Task brief: Without altering a word, return the records below, but exclude the pictures.

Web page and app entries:
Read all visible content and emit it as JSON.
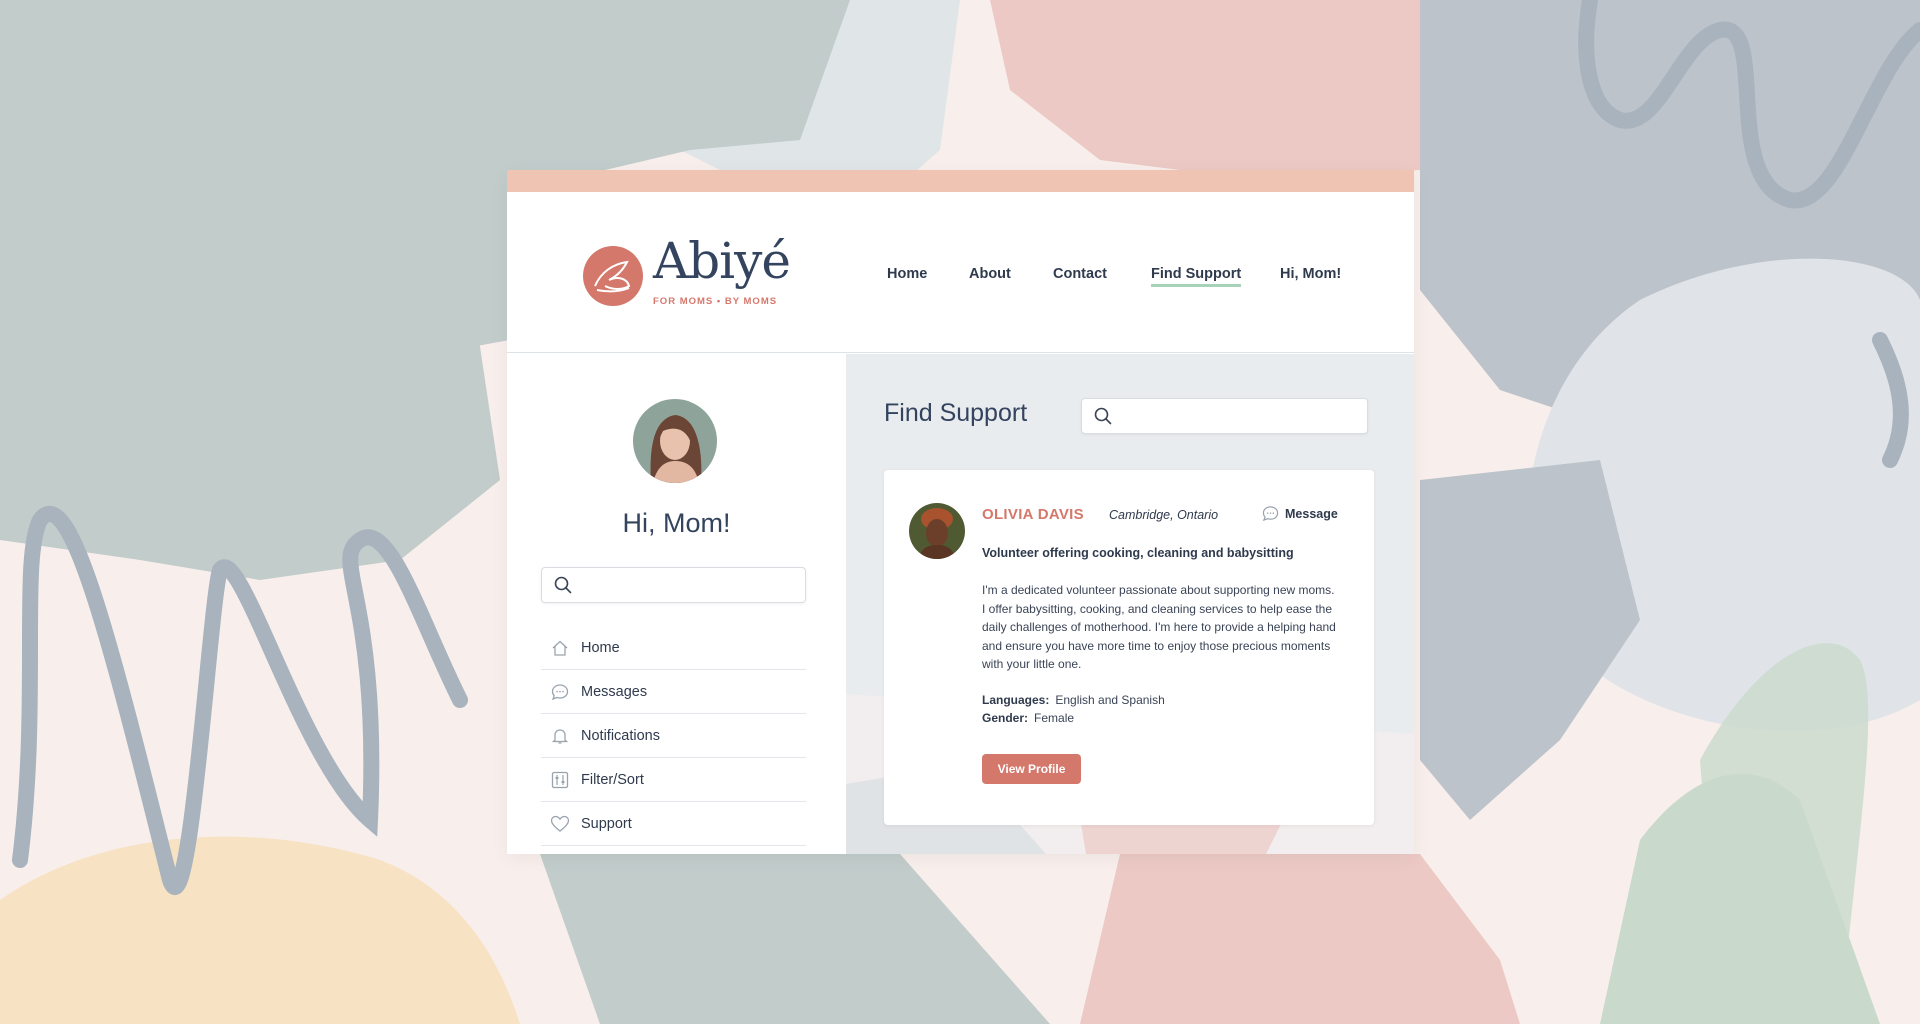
{
  "brand": {
    "name": "Abiyé",
    "tagline": "FOR MOMS • BY MOMS"
  },
  "nav": {
    "home": "Home",
    "about": "About",
    "contact": "Contact",
    "find_support": "Find Support",
    "hi_mom": "Hi, Mom!"
  },
  "sidebar": {
    "greeting": "Hi, Mom!",
    "search_placeholder": "",
    "items": [
      {
        "label": "Home",
        "icon": "home-icon"
      },
      {
        "label": "Messages",
        "icon": "chat-bubble-icon"
      },
      {
        "label": "Notifications",
        "icon": "bell-icon"
      },
      {
        "label": "Filter/Sort",
        "icon": "filter-icon"
      },
      {
        "label": "Support",
        "icon": "heart-icon"
      }
    ]
  },
  "main": {
    "title": "Find Support",
    "search_placeholder": "",
    "result": {
      "name": "OLIVIA DAVIS",
      "location": "Cambridge, Ontario",
      "message_label": "Message",
      "headline": "Volunteer offering cooking, cleaning and babysitting",
      "bio": "I'm a dedicated volunteer passionate about supporting new moms. I offer babysitting, cooking, and cleaning services to help ease the daily challenges of motherhood. I'm here to provide a helping hand and ensure you have more time to enjoy those precious moments with your little one.",
      "languages_label": "Languages:",
      "languages": "English and Spanish",
      "gender_label": "Gender:",
      "gender": "Female",
      "view_profile": "View Profile"
    }
  },
  "colors": {
    "accent": "#d4786c",
    "topbar": "#efc4b2",
    "nav_underline": "#a8d1ba",
    "text": "#2f3a4d"
  }
}
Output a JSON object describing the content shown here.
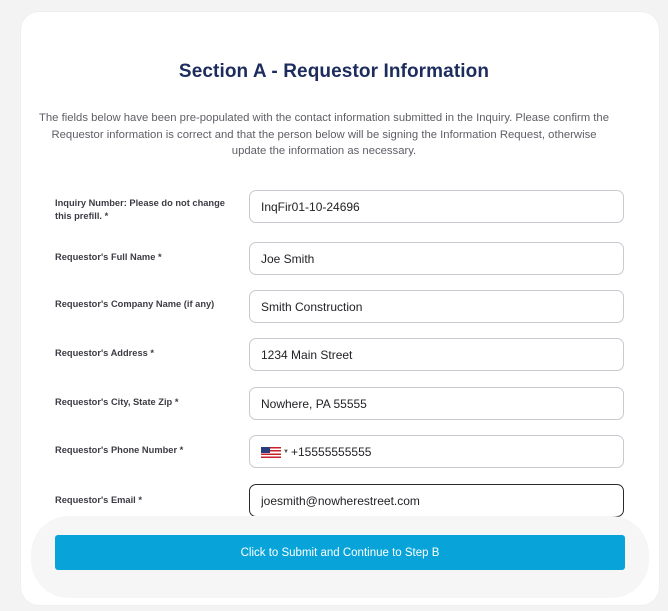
{
  "section": {
    "title": "Section A - Requestor Information",
    "intro": "The fields below have been pre-populated with the contact information submitted in the Inquiry. Please confirm the Requestor information is correct and that the person below will be signing the Information Request, otherwise update the information as necessary."
  },
  "fields": {
    "inquiry_number": {
      "label": "Inquiry Number: Please do not change this prefill. *",
      "value": "InqFir01-10-24696"
    },
    "full_name": {
      "label": "Requestor's Full Name *",
      "value": "Joe Smith"
    },
    "company_name": {
      "label": "Requestor's Company Name (if any)",
      "value": "Smith Construction"
    },
    "address": {
      "label": "Requestor's Address *",
      "value": "1234 Main Street"
    },
    "city_state_zip": {
      "label": "Requestor's City, State Zip *",
      "value": "Nowhere, PA 55555"
    },
    "phone": {
      "label": "Requestor's Phone Number *",
      "country_flag": "us-flag-icon",
      "value": "+15555555555"
    },
    "email": {
      "label": "Requestor's Email *",
      "value": "joesmith@nowherestreet.com"
    }
  },
  "submit": {
    "label": "Click to Submit and Continue to Step B"
  },
  "colors": {
    "title": "#1c2c5c",
    "button": "#08a4d9"
  }
}
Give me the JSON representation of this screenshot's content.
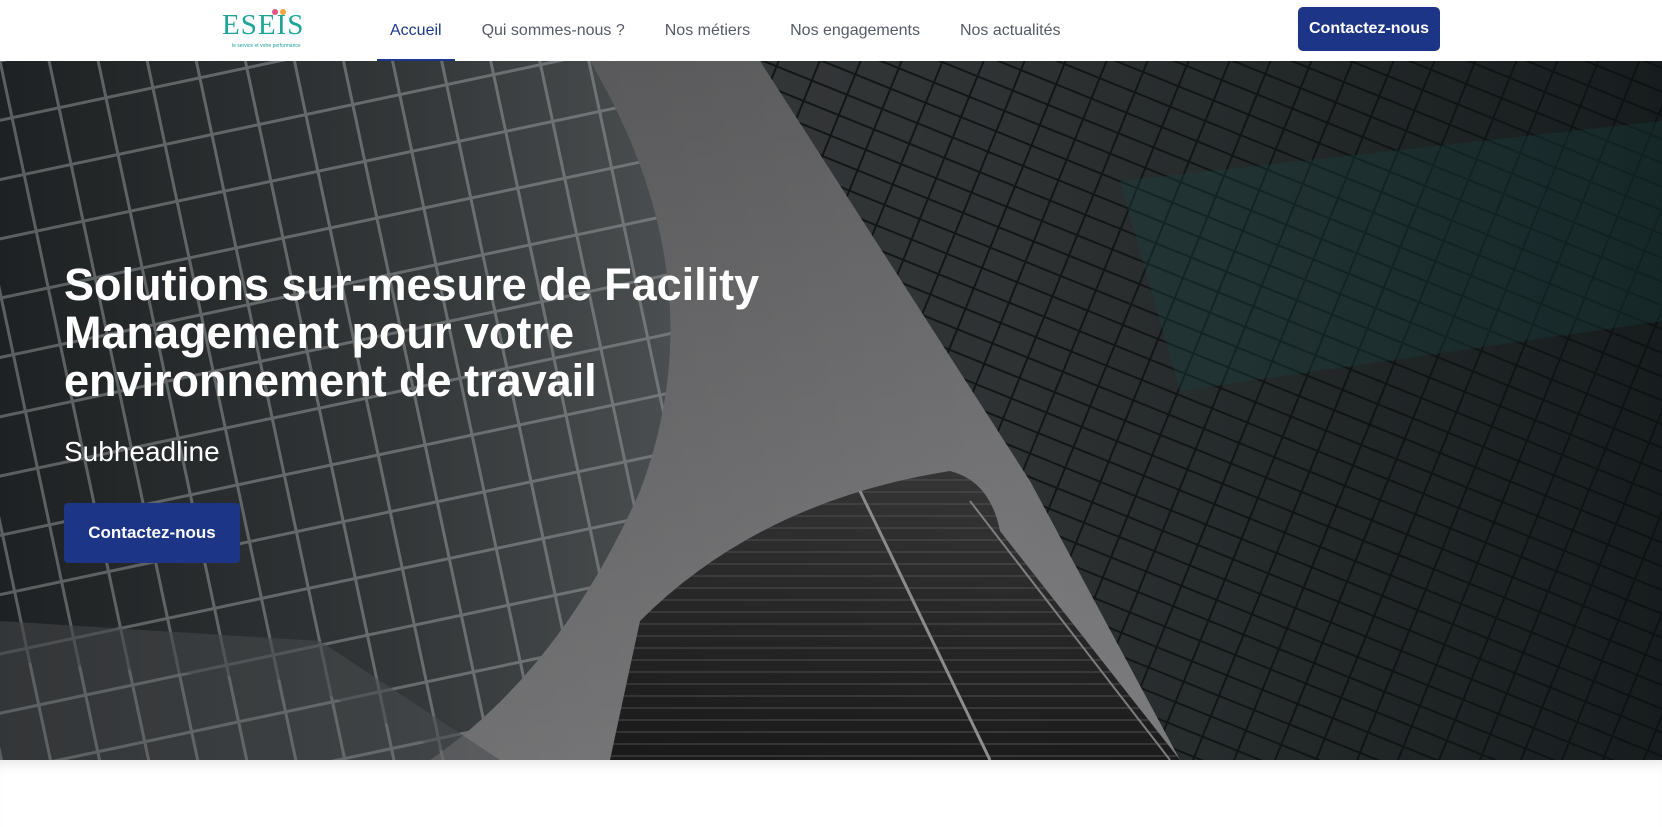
{
  "brand": {
    "name": "ESEIS",
    "tagline": "le service et votre performance",
    "color": "#1fa49b",
    "dot_colors": [
      "#e8508a",
      "#f2a63a"
    ]
  },
  "nav": {
    "items": [
      {
        "label": "Accueil",
        "active": true
      },
      {
        "label": "Qui sommes-nous ?",
        "active": false
      },
      {
        "label": "Nos métiers",
        "active": false
      },
      {
        "label": "Nos engagements",
        "active": false
      },
      {
        "label": "Nos actualités",
        "active": false
      }
    ],
    "active_color": "#1d3a8a",
    "contact_label": "Contactez-nous"
  },
  "hero": {
    "title": "Solutions sur-mesure de Facility Management pour votre environnement de travail",
    "subtitle": "Subheadline",
    "cta_label": "Contactez-nous",
    "button_color": "#1d3586",
    "background": "grayscale-glass-skyscrapers-photo"
  }
}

Answer for the task:
Read all visible content and emit it as JSON.
{
  "brand": {
    "name": "Abiyé",
    "tagline": "FOR MOMS • BY MOMS"
  },
  "nav": {
    "home": "Home",
    "about": "About",
    "contact": "Contact",
    "find_support": "Find Support",
    "hi_mom": "Hi, Mom!"
  },
  "sidebar": {
    "greeting": "Hi, Mom!",
    "search_placeholder": "",
    "items": [
      {
        "label": "Home",
        "icon": "home-icon"
      },
      {
        "label": "Messages",
        "icon": "chat-bubble-icon"
      },
      {
        "label": "Notifications",
        "icon": "bell-icon"
      },
      {
        "label": "Filter/Sort",
        "icon": "filter-icon"
      },
      {
        "label": "Support",
        "icon": "heart-icon"
      }
    ]
  },
  "main": {
    "title": "Find Support",
    "search_placeholder": "",
    "result": {
      "name": "OLIVIA DAVIS",
      "location": "Cambridge, Ontario",
      "message_label": "Message",
      "headline": "Volunteer offering cooking, cleaning and babysitting",
      "bio": "I'm a dedicated volunteer passionate about supporting new moms. I offer babysitting, cooking, and cleaning services to help ease the daily challenges of motherhood. I'm here to provide a helping hand and ensure you have more time to enjoy those precious moments with your little one.",
      "languages_label": "Languages:",
      "languages": "English and Spanish",
      "gender_label": "Gender:",
      "gender": "Female",
      "view_profile": "View Profile"
    }
  },
  "colors": {
    "accent": "#d4786c",
    "topbar": "#efc4b2",
    "nav_underline": "#a8d1ba",
    "text": "#2f3a4d"
  }
}
Output a JSON object describing the content shown here.
{
  "section": {
    "title": "Section A - Requestor Information",
    "intro": "The fields below have been pre-populated with the contact information submitted in the Inquiry. Please confirm the Requestor information is correct and that the person below will be signing the Information Request, otherwise update the information as necessary."
  },
  "fields": {
    "inquiry_number": {
      "label": "Inquiry Number: Please do not change this prefill. *",
      "value": "InqFir01-10-24696"
    },
    "full_name": {
      "label": "Requestor's Full Name *",
      "value": "Joe Smith"
    },
    "company_name": {
      "label": "Requestor's Company Name (if any)",
      "value": "Smith Construction"
    },
    "address": {
      "label": "Requestor's Address *",
      "value": "1234 Main Street"
    },
    "city_state_zip": {
      "label": "Requestor's City, State Zip *",
      "value": "Nowhere, PA 55555"
    },
    "phone": {
      "label": "Requestor's Phone Number *",
      "country_flag": "us-flag-icon",
      "value": "+15555555555"
    },
    "email": {
      "label": "Requestor's Email *",
      "value": "joesmith@nowherestreet.com"
    }
  },
  "submit": {
    "label": "Click to Submit and Continue to Step B"
  },
  "colors": {
    "title": "#1c2c5c",
    "button": "#08a4d9"
  }
}
Give me the JSON representation of this screenshot's content.
{
  "brand": {
    "name": "ESEIS",
    "tagline": "le service et votre performance",
    "color": "#1fa49b",
    "dot_colors": [
      "#e8508a",
      "#f2a63a"
    ]
  },
  "nav": {
    "items": [
      {
        "label": "Accueil",
        "active": true
      },
      {
        "label": "Qui sommes-nous ?",
        "active": false
      },
      {
        "label": "Nos métiers",
        "active": false
      },
      {
        "label": "Nos engagements",
        "active": false
      },
      {
        "label": "Nos actualités",
        "active": false
      }
    ],
    "active_color": "#1d3a8a",
    "contact_label": "Contactez-nous"
  },
  "hero": {
    "title": "Solutions sur-mesure de Facility Management pour votre environnement de travail",
    "subtitle": "Subheadline",
    "cta_label": "Contactez-nous",
    "button_color": "#1d3586",
    "background": "grayscale-glass-skyscrapers-photo"
  }
}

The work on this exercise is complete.